It took a while longer than expected, but Dalton's public library reopened today after renovations to rave reviews from patrons.
"It looks nice, there's a lot of new stuff," said Christopher Gomez, leaving the library with his son Jose.
Lynn Morrisey said she felt the building was more spacious, in part because the shelves have been lowered. "There's room to sit down and relax," she said.
And Amy Harrison, visiting with her seven-month-old son James, noticed the new ceiling tiles and carpet.
Actually, it is not carpet, said Dr. Howard Elder, the former head of research and environmental affairs at J&J Industries, one of Dalton's largest carpet companies. Elder helped develop the product, called Kinetex, which combines plastics and woven fabric into a long-lasting, stain-resistant flooring, and he and his wife stopped by the library Monday to see how it looked on the floor.
The colorful flooring is one of the most noticeable aspects of the renovated space. But the other highlight is space itself, lots of it. The top and bottom shelves of the main bookshelves were removed, lowering them to the point where most patrons can see across their tops to the broad window letting in sunlight on one side of the library.
Shelves are bunched on two sides of the room and, for the first time, librarians went through their collection and got rid of duplicate books and titles they felt were no longer worth keeping.
That left large open spaces in the middle of the main floor where patrons can sit or the library can host events such as book readings or yoga classes.
"We're really excited about the new common area," said Darla Chambliss, director of the Northwest Georgia Regional Library system that includes Dalton, Chatsworth and Calhoun facilities. "But we're in the baby step stages," she said, in figuring out how to use the space.
For the first time, the library has a teen library and a teen librarian, including bean bag chairs and a large screen where younger patrons can play video games.
The computer facilities also are getting an upgrade, although everything is not yet in place.
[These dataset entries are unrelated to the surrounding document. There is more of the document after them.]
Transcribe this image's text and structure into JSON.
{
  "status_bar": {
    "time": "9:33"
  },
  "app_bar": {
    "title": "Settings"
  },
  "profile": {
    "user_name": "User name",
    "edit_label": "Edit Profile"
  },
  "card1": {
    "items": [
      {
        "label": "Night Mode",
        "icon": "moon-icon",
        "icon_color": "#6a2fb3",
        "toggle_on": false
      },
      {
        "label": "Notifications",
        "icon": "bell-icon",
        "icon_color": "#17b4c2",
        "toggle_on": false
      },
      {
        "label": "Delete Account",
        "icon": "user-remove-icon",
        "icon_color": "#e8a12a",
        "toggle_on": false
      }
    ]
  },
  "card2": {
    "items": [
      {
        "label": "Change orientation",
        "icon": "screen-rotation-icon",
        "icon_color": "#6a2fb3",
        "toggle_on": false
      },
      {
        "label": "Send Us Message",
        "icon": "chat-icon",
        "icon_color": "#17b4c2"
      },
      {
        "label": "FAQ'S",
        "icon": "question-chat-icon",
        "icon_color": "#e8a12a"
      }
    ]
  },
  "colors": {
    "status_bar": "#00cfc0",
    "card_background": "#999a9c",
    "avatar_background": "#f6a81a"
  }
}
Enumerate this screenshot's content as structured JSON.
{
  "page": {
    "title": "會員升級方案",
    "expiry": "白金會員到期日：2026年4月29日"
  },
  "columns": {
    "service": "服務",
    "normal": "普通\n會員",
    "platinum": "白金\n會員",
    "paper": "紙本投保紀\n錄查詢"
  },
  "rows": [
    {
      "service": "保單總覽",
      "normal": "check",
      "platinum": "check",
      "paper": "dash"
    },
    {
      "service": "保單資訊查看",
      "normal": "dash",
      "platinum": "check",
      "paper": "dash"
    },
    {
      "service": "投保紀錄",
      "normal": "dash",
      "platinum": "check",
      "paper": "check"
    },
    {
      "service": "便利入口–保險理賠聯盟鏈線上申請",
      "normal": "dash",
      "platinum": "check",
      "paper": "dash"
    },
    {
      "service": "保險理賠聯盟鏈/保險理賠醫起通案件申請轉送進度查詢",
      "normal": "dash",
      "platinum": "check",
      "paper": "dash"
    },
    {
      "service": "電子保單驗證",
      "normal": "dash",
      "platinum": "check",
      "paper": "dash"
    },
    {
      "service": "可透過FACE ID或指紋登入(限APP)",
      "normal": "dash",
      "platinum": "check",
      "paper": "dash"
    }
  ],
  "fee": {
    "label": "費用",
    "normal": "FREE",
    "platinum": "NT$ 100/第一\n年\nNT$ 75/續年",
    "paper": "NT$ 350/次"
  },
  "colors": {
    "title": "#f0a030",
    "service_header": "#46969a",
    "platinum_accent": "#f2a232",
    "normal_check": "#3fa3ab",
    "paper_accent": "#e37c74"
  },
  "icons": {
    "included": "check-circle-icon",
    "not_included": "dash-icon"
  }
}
Chambliss has plans to loan out laptops and iPads to patrons. "We have a huge community here with no Internet access," she said, "and yet the schools request that students use it. [Students without web access] can come here to the library to do that, but we hope to be able to loan out laptops [and wi-fi hot spots] so they can do it at home."
The basement includes a huge room where the Friends of the Library group can sort donations and display books for its monthly book sale, which raises funds to help the library purchase new books. Buying those books is a big expense. The library spends about $60,000 annually, and each physical book costs about $35 to purchase, wrap in a mylar covering, catalogue and put on the shelves. Electronic books are even more expensive, running $40 to $80 for a license allowing patrons to access them 26 times on average, before the license expires.
But the main focus on the bottom floor is on an enlarged space for classrooms the library uses for its workforce development programs. Nearly 30 classes are offered every month to people interested in learning how to use basic business software such as Microsoft Word and Excel, or set up a Facebook page including security considerations. But there also are more advanced applications — Chambliss shows off the basement classroom's 3-D printer, that allows patrons to use 3-D modeling software on a computer to create an object and then print it out in plastic.
"Our mission is to get technology into the hands of Georgia citizens," she said.
The library isn't forgetting its past either. Plans for the second and third phase of renovations include a Georgia History Collection and material to help local residents with genealogical research.
Contact staff writer Steve Johnson at firstname.lastname@example.org, 423-757-6673, on Twitter @stevejohnsonTFP, and on Facebook, stevejohnsonTFP.